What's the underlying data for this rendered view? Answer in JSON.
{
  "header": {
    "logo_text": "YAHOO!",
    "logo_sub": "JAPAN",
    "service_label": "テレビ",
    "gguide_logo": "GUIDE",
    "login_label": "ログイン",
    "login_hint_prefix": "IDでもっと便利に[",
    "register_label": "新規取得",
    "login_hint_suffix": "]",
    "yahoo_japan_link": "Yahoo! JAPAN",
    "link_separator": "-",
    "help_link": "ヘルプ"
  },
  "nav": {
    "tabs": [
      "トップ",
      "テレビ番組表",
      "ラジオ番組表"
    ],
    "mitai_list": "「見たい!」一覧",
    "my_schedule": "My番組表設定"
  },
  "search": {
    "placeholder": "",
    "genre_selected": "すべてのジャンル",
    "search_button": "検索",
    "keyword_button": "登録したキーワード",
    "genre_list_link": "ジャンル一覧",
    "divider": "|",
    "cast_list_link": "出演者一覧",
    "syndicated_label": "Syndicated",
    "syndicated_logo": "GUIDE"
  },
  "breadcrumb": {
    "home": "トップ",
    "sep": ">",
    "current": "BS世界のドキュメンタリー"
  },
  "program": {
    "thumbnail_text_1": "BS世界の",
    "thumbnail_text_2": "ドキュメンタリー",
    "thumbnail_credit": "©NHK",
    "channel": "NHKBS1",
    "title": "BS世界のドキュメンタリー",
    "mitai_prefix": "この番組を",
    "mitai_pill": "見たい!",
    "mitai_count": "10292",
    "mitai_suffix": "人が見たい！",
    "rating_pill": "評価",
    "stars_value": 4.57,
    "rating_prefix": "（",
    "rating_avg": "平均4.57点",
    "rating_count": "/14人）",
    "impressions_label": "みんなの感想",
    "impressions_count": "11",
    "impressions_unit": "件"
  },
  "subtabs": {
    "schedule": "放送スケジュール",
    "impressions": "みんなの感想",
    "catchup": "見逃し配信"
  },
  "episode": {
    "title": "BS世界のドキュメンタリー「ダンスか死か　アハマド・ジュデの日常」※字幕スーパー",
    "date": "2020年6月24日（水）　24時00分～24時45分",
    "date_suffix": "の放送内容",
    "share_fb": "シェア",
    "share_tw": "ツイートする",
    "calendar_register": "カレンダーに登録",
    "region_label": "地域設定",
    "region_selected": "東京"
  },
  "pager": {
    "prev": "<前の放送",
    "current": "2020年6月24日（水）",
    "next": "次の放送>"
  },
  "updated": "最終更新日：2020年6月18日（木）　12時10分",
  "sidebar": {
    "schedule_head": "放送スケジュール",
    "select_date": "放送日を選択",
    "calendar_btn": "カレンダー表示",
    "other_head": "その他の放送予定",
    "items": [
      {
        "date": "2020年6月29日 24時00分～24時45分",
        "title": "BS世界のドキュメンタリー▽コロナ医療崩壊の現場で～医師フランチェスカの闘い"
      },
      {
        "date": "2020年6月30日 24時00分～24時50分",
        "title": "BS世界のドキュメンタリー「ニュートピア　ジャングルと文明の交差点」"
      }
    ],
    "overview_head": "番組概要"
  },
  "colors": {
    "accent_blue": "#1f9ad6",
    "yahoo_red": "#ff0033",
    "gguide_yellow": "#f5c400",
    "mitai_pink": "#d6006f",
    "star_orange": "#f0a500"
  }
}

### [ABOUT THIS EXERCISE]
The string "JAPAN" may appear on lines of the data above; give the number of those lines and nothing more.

### [EXERCISE ANSWER]
2